## WHAT IS EXPECTED
I need every line of the material below that includes the string "name".

START DATASET RECORDS

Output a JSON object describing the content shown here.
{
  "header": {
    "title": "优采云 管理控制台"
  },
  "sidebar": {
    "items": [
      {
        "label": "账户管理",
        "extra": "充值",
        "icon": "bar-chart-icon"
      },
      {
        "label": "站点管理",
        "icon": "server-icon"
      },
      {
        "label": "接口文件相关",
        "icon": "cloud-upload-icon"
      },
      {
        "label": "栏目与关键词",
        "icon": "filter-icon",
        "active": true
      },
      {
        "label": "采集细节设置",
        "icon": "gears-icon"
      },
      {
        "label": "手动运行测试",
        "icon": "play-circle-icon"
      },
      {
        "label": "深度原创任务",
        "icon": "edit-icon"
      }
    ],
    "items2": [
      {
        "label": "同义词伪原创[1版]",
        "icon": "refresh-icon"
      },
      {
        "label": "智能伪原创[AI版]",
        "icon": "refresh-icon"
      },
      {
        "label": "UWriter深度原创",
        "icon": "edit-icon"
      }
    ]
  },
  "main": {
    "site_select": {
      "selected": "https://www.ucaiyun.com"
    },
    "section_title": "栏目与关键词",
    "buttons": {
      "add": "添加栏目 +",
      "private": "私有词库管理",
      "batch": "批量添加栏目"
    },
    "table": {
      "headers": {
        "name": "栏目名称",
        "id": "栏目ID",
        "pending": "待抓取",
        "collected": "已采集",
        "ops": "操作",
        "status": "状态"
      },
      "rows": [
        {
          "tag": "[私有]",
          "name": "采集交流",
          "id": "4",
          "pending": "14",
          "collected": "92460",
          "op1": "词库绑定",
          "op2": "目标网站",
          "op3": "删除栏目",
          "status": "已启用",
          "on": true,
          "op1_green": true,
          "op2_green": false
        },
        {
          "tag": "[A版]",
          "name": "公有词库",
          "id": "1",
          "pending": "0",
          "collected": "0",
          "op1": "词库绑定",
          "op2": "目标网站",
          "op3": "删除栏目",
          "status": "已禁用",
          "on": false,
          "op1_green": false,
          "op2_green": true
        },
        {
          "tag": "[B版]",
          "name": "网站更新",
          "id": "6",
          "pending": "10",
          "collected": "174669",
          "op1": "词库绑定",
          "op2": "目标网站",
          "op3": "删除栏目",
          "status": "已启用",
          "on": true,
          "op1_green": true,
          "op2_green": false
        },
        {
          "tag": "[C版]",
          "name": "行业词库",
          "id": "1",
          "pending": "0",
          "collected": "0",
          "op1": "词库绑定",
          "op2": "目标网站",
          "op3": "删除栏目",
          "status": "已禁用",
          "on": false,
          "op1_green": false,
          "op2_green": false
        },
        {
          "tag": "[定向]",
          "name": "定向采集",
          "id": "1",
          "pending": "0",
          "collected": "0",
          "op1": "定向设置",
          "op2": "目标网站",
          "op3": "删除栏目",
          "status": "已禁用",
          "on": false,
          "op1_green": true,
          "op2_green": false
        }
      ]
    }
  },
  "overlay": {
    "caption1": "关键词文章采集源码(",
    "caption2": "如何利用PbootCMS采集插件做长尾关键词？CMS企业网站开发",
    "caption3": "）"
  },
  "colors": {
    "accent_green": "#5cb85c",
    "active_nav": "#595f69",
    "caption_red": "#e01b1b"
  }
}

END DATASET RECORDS

## SOLUTION TO THIS PROBLEM
        "name": "栏目名称",
          "name": "采集交流",
          "name": "公有词库",
          "name": "网站更新",
          "name": "行业词库",
          "name": "定向采集",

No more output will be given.